"We remain ready, willing and able to assist the Pakistanis and to partner with them to provide additional training, to conduct joint operations, should they desire to do so," Gates told a news conference.
Gates said the Pakistani government has not requested any additional assistance in the weeks since al Qaeda and affiliated extremists have intensified their fighting inside Pakistan. And he stressed that the United States would respect the Pakistanis' judgment on the utility of American military assistance.
"We're not aware of any proposals that the Pakistanis have made to us at this point," he said. "This is clearly an evolving issue. And what we have tried to communicate to the Pakistanis and essentially what we are saying here is we are prepared to look at a range of cooperation with them in a number of different areas, but at this point it's their nickel, and we await proposals or suggestions from them."
Gates made his remarks not as an announcement but in response to questions from reporters at a regularly scheduled news conference in which he also declined to say whether U.S. combat troops have previously crossed the border from Afghanistan into Pakistan to conduct combat operations.
The question of a U.S. troop presence in Pakistan is highly sensitive, although at times senior U.S. officials have acknowledged various arrangements. In an Associated Press interview in January 2002, for example, Gen. Tommy Franks, who headed the U.S. Central Command at the time, disclosed a deal with Pakistan allowing U.S. troops in Afghanistan to cross the border in pursuit of fugitive extremist leaders.
Gates said Pakistani authorities were understandably taking their time in deciding whether to request more military assistance from the United States. He noted the assassination in Dec. 27 of former prime minister and opposition leader Benazir Bhutto and subsequent fears of increased unrest.
"I think that the emergence of this fairly considerable security challenge in Pakistan has really been brought home to the Pakistani government relatively recently and particularly with the tragic assassination of Mrs. Bhutto," Gates said. "So I think it's not particularly surprising that they have not fully thought through exactly how they intend to proceed and their strategy going forward."
The United States has about 28,000 troops in neighboring Afghanistan, and Gates earlier this month ordered another 3,200 to go this spring to train Afghan forces and to help fight Taliban insurgents.
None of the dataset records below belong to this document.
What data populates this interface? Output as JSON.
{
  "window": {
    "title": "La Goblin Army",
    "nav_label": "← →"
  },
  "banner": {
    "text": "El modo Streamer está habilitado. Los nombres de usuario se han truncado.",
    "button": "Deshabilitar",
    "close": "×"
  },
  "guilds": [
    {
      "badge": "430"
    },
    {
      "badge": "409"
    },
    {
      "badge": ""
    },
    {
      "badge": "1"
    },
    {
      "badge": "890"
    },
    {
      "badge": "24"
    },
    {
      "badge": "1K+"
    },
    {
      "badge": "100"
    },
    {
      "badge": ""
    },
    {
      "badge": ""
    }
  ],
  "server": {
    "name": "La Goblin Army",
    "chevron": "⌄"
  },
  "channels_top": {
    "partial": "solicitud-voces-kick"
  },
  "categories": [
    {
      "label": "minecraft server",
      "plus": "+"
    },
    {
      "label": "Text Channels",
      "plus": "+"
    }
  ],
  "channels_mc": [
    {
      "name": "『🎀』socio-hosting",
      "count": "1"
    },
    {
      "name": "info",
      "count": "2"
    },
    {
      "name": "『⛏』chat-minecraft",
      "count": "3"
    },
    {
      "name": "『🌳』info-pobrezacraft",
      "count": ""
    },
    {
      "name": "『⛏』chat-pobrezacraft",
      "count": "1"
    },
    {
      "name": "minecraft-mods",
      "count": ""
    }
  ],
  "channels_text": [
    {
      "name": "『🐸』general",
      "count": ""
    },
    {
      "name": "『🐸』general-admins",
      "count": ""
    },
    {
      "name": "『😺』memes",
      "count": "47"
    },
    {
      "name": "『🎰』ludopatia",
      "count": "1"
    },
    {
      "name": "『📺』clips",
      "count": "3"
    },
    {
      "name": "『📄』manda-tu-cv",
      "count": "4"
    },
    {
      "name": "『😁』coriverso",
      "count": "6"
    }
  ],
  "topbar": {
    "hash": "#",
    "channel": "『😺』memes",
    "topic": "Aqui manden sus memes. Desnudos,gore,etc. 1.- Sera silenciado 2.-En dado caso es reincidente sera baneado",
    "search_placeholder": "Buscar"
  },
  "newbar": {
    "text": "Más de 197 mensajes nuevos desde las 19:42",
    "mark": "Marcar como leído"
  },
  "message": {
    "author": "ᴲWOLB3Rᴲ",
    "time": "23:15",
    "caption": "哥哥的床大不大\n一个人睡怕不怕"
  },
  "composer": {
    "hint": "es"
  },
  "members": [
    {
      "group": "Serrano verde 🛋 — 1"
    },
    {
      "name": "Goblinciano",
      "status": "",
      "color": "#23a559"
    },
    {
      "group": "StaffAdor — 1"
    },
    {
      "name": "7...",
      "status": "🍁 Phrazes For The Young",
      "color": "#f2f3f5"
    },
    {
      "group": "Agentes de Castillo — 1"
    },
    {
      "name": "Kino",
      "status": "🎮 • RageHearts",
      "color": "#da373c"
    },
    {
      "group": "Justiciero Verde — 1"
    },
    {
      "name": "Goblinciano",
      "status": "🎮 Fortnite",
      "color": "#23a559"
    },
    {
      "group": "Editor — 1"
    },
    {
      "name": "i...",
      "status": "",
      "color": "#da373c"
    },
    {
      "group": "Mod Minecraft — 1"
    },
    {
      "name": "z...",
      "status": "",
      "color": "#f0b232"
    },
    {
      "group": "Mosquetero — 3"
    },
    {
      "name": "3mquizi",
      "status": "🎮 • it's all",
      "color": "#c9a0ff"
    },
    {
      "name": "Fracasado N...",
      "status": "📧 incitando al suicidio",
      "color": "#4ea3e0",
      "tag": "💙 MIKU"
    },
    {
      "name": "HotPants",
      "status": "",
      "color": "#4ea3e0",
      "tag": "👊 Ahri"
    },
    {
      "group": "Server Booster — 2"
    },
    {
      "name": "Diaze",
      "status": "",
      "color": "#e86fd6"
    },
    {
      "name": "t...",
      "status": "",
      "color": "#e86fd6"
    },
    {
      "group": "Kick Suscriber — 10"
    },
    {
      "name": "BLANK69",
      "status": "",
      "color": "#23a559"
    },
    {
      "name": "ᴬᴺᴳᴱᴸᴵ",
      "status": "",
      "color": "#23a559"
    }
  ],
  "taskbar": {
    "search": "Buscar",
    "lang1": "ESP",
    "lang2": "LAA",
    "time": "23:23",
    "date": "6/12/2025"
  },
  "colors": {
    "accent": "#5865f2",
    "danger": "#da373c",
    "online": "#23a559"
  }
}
U.S. intelligence believes al Qaeda leader Osama bin Laden is on the Pakistani side of the border with Afghanistan.
The top American commander in the region, Navy Adm. William J. Fallon, was in Pakistan earlier this week meeting with senior Pakistani officials, including the new army chief, Gen. Ashfaq Kayani. Last week Fallon told reporters that Pakistani officials were more willing to seek U.S. assistance.
Adm. Mike Mullen, chairman of the Joint Chiefs of Staff, who appeared at the news conference with Gates, said he did not know whether Fallon had offered or received any new proposals.
Most of the discussion with the Pakistanis thus far has focused on the possibility of U.S. troops being used to train Pakistani forces, Gates said, but he acknowledged that combat operations might also be included.
"You're not talking about significant numbers of U.S. troops for the kinds of things if you're talking about going after al Qaeda in the border area or something like that," Gates said. "So, in my way of thinking, we're talking about a very small number of troops, should that happen. And it's clearly a pretty remote area. But, again, the Pakistani government has to be the judge of this."
Asked more specifically what he meant by a "very small number" of U.S. troops, Gates declined to comment.
Mullen said talks with the Pakistanis are progressing and that the U.S. military stands ready to provide training or combat forces.
"If asked to assist, I think we could do a lot," Mullen said.
For several years the focus of U.S. concern about al Qaeda elements in Pakistan was their support for Taliban extremists who have received training in western Pakistan and then infiltrated into Afghanistan to foment violence. More recently, al Qaeda in Pakistan has posed more of a threat to the Pakistani government, seeking to destabilize the government of a nuclear-armed Muslim nation.
At his news conference, Gates said the concern about al Qaeda goes beyond its threat to Pakistan and Afghanistan.
"We are all concerned about the reestablishment of al Qaeda safe havens in the border area," he said. "I think it would be unrealistic to assume that all of the planning that they're doing is focused strictly on Pakistan. So I think that that is a continuing threat to Europe as well as to us."